The best illustration of the blowback against high modernist intervention is Haiti. In Haiti, you have all four elements that Scott describes as necessary to the creation of a full-on disaster of social engineering—the administrative reordering of society, high modernist ideology, an authoritarian state, and a prostrate civil society incapable of effective resistance. In Haiti, when the US took over the administration of the state in 1915, their public health efforts actually did much to upset the existing structure of medical care, while their efforts to eradicate epidemic diseases on the island were ultimately unsuccessful. By the time the US pulled out, the population was still impoverished, and suffered high disease rates. “Papa Doc” Duvalier, who began his career as a doctor and made a name for himself in the mass administration of penicillin, came of age in this period, and was educated according to US high modernist principles of medicine. In the case of Haiti, the blowback from high modernist scientific intervention not only included the destruction of a health care system more adequately suited to palliative care and abatement in an unsuccessful attempt at eradication of disease, but also included helping to create the ideology of a man who became a corrupt autocrat whose reign of terror greatly increased the suffering of the people that those intervening had originally intended to help.

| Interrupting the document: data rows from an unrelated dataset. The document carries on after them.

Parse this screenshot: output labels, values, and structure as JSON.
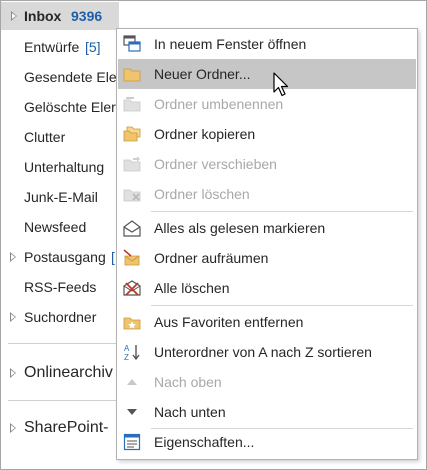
{
  "folder_pane": {
    "inbox": {
      "label": "Inbox",
      "count": "9396"
    },
    "items": [
      {
        "label": "Entwürfe",
        "count": "[5]"
      },
      {
        "label": "Gesendete Ele"
      },
      {
        "label": "Gelöschte Eler"
      },
      {
        "label": "Clutter"
      },
      {
        "label": "Unterhaltung"
      },
      {
        "label": "Junk-E-Mail"
      },
      {
        "label": "Newsfeed"
      },
      {
        "label": "Postausgang",
        "count": "["
      },
      {
        "label": "RSS-Feeds"
      },
      {
        "label": "Suchordner"
      }
    ],
    "groups": [
      {
        "label": "Onlinearchiv"
      },
      {
        "label": "SharePoint-"
      }
    ]
  },
  "context_menu": {
    "items": [
      {
        "label": "In neuem Fenster öffnen",
        "icon": "new-window-icon",
        "disabled": false
      },
      {
        "label": "Neuer Ordner...",
        "icon": "new-folder-icon",
        "disabled": false,
        "highlighted": true
      },
      {
        "label": "Ordner umbenennen",
        "icon": "rename-folder-icon",
        "disabled": true
      },
      {
        "label": "Ordner kopieren",
        "icon": "copy-folder-icon",
        "disabled": false
      },
      {
        "label": "Ordner verschieben",
        "icon": "move-folder-icon",
        "disabled": true
      },
      {
        "label": "Ordner löschen",
        "icon": "delete-folder-icon",
        "disabled": true
      },
      {
        "label": "Alles als gelesen markieren",
        "icon": "mark-read-icon",
        "disabled": false
      },
      {
        "label": "Ordner aufräumen",
        "icon": "clean-up-icon",
        "disabled": false
      },
      {
        "label": "Alle löschen",
        "icon": "delete-all-icon",
        "disabled": false
      },
      {
        "label": "Aus Favoriten entfernen",
        "icon": "remove-favorite-icon",
        "disabled": false
      },
      {
        "label": "Unterordner von A nach Z sortieren",
        "icon": "sort-az-icon",
        "disabled": false
      },
      {
        "label": "Nach oben",
        "icon": "move-up-icon",
        "disabled": true
      },
      {
        "label": "Nach unten",
        "icon": "move-down-icon",
        "disabled": false
      },
      {
        "label": "Eigenschaften...",
        "icon": "properties-icon",
        "disabled": false
      }
    ]
  },
  "colors": {
    "accent": "#1e5fa8",
    "folder": "#f0c36d",
    "highlight": "#c6c6c6",
    "disabled": "#a8a8a8",
    "delete_red": "#c0392b"
  }
}
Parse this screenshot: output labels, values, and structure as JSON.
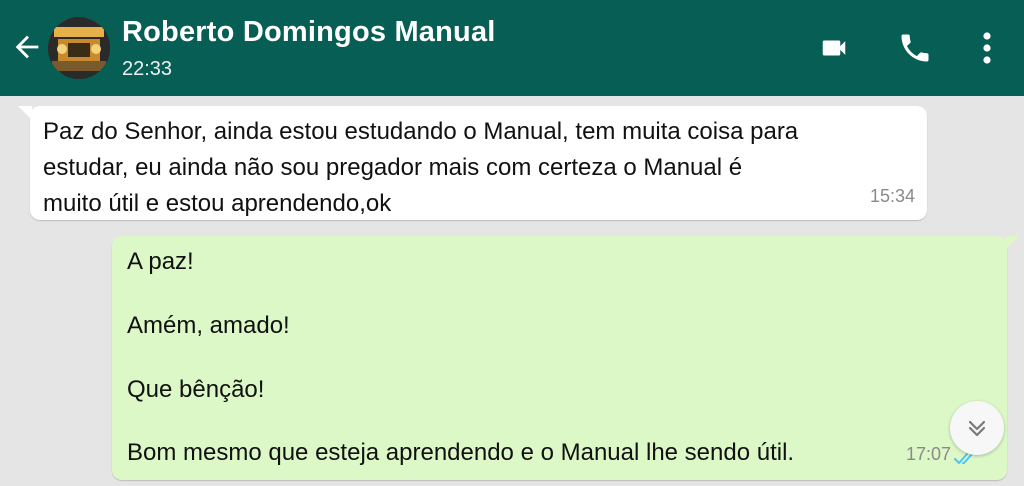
{
  "header": {
    "contact_name": "Roberto Domingos Manual",
    "last_seen": "22:33",
    "icons": [
      "back-arrow",
      "avatar",
      "video-call",
      "phone",
      "more-vertical"
    ],
    "colors": {
      "bar": "#075e54",
      "text": "#ffffff"
    }
  },
  "messages": [
    {
      "direction": "incoming",
      "lines": [
        "Paz do Senhor, ainda estou estudando o Manual, tem muita coisa para",
        "estudar, eu ainda não sou pregador mais com certeza o Manual é",
        "muito útil e estou aprendendo,ok"
      ],
      "time": "15:34",
      "bg": "#ffffff"
    },
    {
      "direction": "outgoing",
      "lines": [
        "A paz!",
        "Amém, amado!",
        "Que bênção!",
        "Bom mesmo que esteja aprendendo e o Manual lhe sendo útil."
      ],
      "time": "17:07",
      "status": "read",
      "bg": "#dcf8c6"
    }
  ],
  "chat": {
    "background": "#e5e5e5",
    "scroll_button_icon": "double-chevron-down"
  }
}
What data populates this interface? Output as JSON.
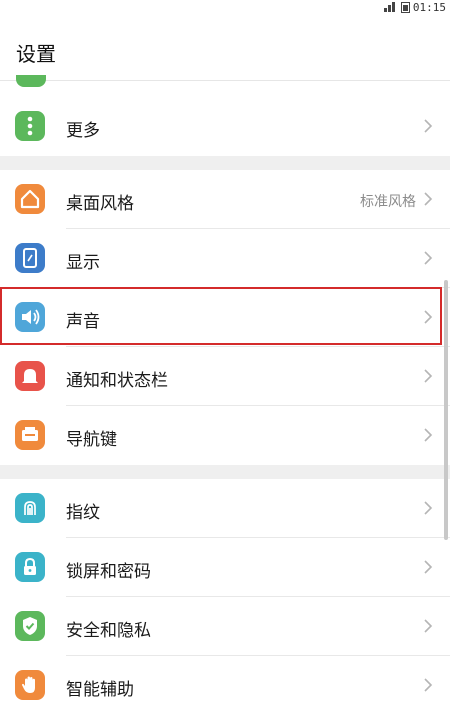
{
  "status_bar": {
    "time": "01:15"
  },
  "header": {
    "title": "设置"
  },
  "settings": {
    "more": {
      "label": "更多",
      "icon": "more-dots-icon",
      "color": "#5cb85c"
    },
    "home_style": {
      "label": "桌面风格",
      "value": "标准风格",
      "icon": "home-icon",
      "color": "#f08a3c"
    },
    "display": {
      "label": "显示",
      "icon": "display-icon",
      "color": "#3d7cc9"
    },
    "sound": {
      "label": "声音",
      "icon": "speaker-icon",
      "color": "#4fa6d9"
    },
    "notifications": {
      "label": "通知和状态栏",
      "icon": "bell-icon",
      "color": "#e8534a"
    },
    "navigation": {
      "label": "导航键",
      "icon": "navigation-icon",
      "color": "#f08a3c"
    },
    "fingerprint": {
      "label": "指纹",
      "icon": "fingerprint-icon",
      "color": "#3bb3c9"
    },
    "lock_screen": {
      "label": "锁屏和密码",
      "icon": "lock-icon",
      "color": "#3bb3c9"
    },
    "security": {
      "label": "安全和隐私",
      "icon": "shield-icon",
      "color": "#5cb85c"
    },
    "assist": {
      "label": "智能辅助",
      "icon": "hand-icon",
      "color": "#f08a3c"
    }
  },
  "highlight_color": "#d42b2b"
}
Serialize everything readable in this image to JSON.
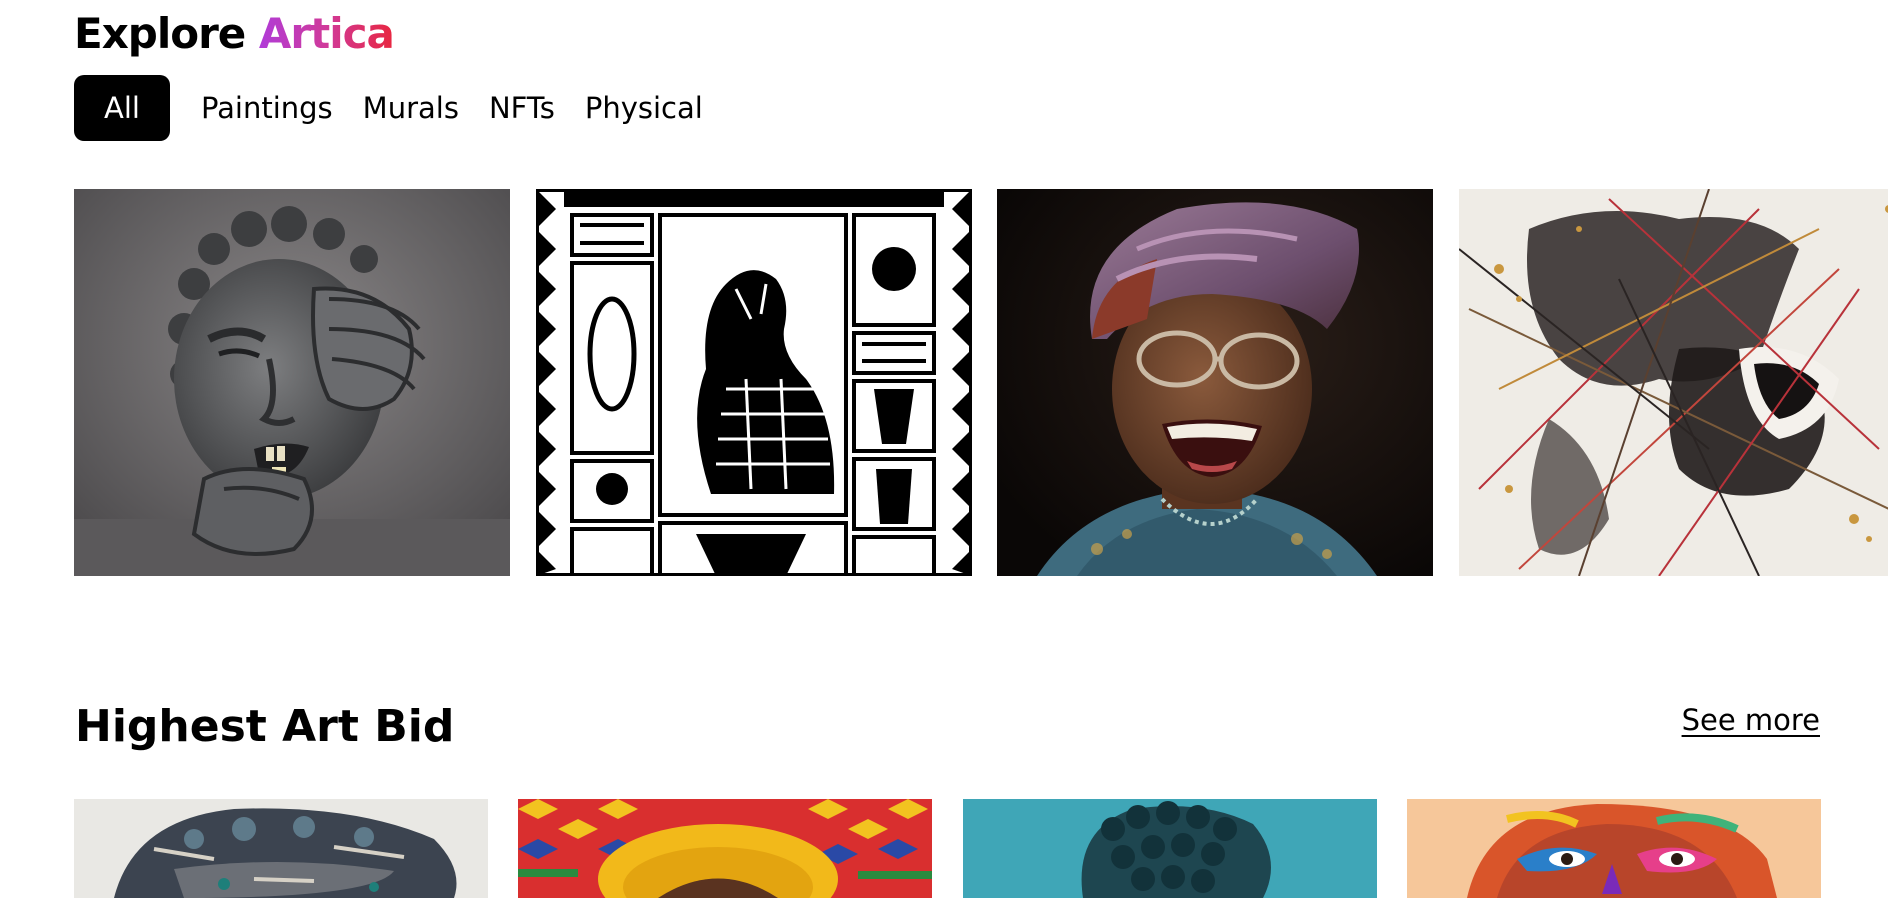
{
  "brand": {
    "prefix": "Explore",
    "accent": "Artica",
    "accent_colors": [
      "#b03bd8",
      "#e8263f"
    ]
  },
  "tabs": [
    {
      "label": "All",
      "active": true
    },
    {
      "label": "Paintings",
      "active": false
    },
    {
      "label": "Murals",
      "active": false
    },
    {
      "label": "NFTs",
      "active": false
    },
    {
      "label": "Physical",
      "active": false
    }
  ],
  "gallery": {
    "items": [
      {
        "subject": "clay-sculpture-face"
      },
      {
        "subject": "black-white-linocut-panther"
      },
      {
        "subject": "laughing-elder-woman-headwrap"
      },
      {
        "subject": "ink-splatter-laughing-portrait"
      }
    ]
  },
  "highest_bid": {
    "title": "Highest Art Bid",
    "see_more": "See more",
    "items": [
      {
        "subject": "textured-paint-portrait"
      },
      {
        "subject": "kente-pattern-yellow-hat"
      },
      {
        "subject": "teal-braided-hair"
      },
      {
        "subject": "colorful-pop-portrait"
      }
    ]
  }
}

There is a fundamental fallacy in the high modernist faith belief in zero-sum games, when it comes to science and technological intervention. Social intervention of this type cannot take into account all the variables—future discovery, the wisdom of existing social structures, and the inability of social engineering to account for the complexity of such structures—it is impossible to verify that a strategy is a zero-sum game when one cannot account for all the players, the rules, or the changes that may occur with future research. So it’s quite possible that blowback is inevitable.
However, both of these books reflect what strikes me as a rather wise ambivalence toward scientific intervention. On one hand, there are many examples of this sort of blowback, with often disastrous consequences. On the other hand, certain scientific advances, especially in medicine, are so groundbreaking and present so much opportunity for the betterment of peoples lives that denying access to such medicines and technologies seems inhumane and immoral. It’s a complex question, but both of those books help to shed light on the difficulties and complexities, and will hopefully help to inspire further research and thought on the topic.